Political maneuvering scores headlines in Israel and abroad.
The New York Times reported this morning on a “growing rift” between Prime Minister Benjamin Netanyahu and Defense Minister Ehud Barak. The disagreements between the two regarding the strike on Iran’s nuclear facilities and the government’s attitude towards the American administration have found their way into the public sphere, with proxies for both sides attacking each other on every possible issue, from policy to personal character.
So, the strongest political alliance Israel has known in years is coming to an end? Don’t be so sure. Despite the obvious differences in their political approach (most notably, with regards to the U.S.), many within the Israeli political system suspect that the all-too-public dispute is a political stunt, designed to create the necessary separation between the two in the coming elections.

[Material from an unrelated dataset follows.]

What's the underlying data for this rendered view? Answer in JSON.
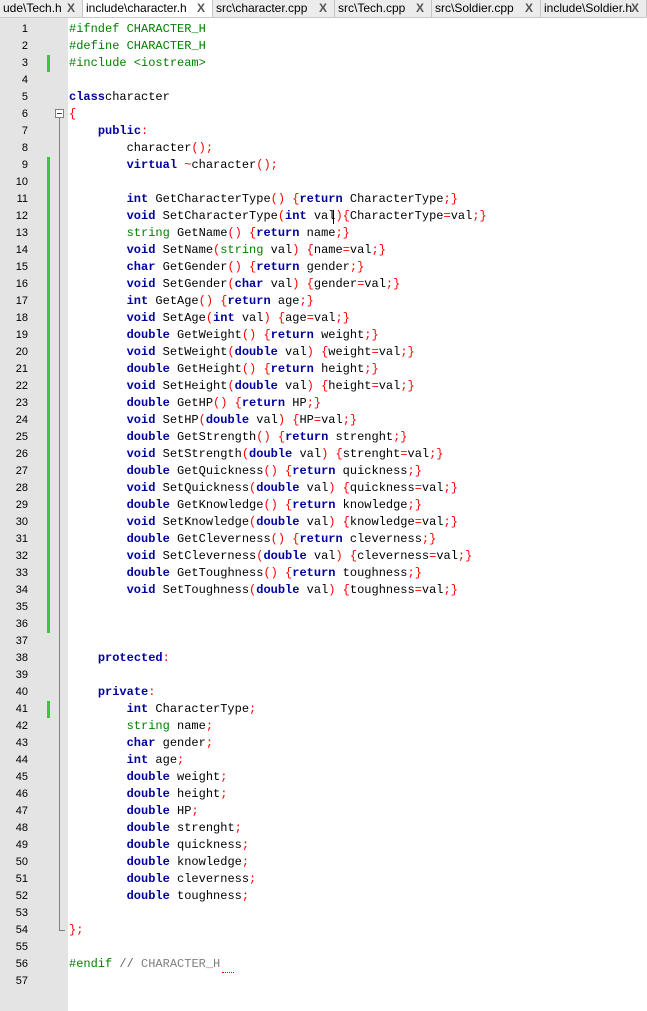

Prime Minister Netanyahu is expected to announce early elections soon, due to take place in February instead of October 2013. Even if he doesn’t, we are still entering an election year. In the past, Netanyahu considered adding Barak to the Likud roster for the next Knesset, but due to the control of the hard right of the party machine, it seems like a too big a challenge, even for Bibi. It’s clear that Barak’s newly formed party, Atzmaut, will have to face the test in the polling booths.
In recent polls, Barak hovers on – and sometimes crosses – the 2 percent threshold that would get him into the Knesset. A little push, and he’ll be there. Barak’s constituency is to the left of Likud’s, so a small dispute with the prime minister could serve him very well. Considering the fact that it’s pretty certain that Netanyahu will be the next prime minister, I am willing to bet that there are just enough Israelis who would like to see Barak acting as “the responsible adult” at his side.
Meretz’s leader, Zehava Gal-On, posted this message on her Facebook wall yesterday:
It seems that friends Barak and Netanyahu really think that we are that naïve or foolish. They think we will buy their spin. That we will suddenly believe, out of the blue, that a black cat has crossed between them. So no. Oh no […]
We know that there is no rift between Netanyahu and his partner Barak. This dispute is staged and coordinated for the elections, so that Barak can run with Atzmaut as opposition to Netanyahu, thus taking votes from the center-left bloc […] it’s clear as day that right after the elections, Barak will fall again into Netanyahu’s arms… make no mistake, the alliance between Bibi and Barak is as tight and deep as ever.
The publicity the dispute has received in what is usually a very tight political ship run by Netanyahu suggests that Gal-On knows what she is talking about, especially given the fact that Israel Yahom, of all papers, is pushing the story so hard. (It’s the top headline today.) Since when does the Netanyahu daily report on rifts in the coalition?
But even more telling is the fact that a senior proxy to Netanyahu admitted this fact, telling Haaretz that:
If the defense minister was not functioning according to Netanyahu’s expectations, he would be fired. The truth is that there is professional harmony between them. It became important for Barak to recruit center-left votes to pass the electoral threshold, after he realized that he had no chance of getting a guaranteed place on the Likud Knesset list. To Netanyahu, on the other hand, it’s important to put some distance between himself and Barak, who is seen as the settlers’ enemy.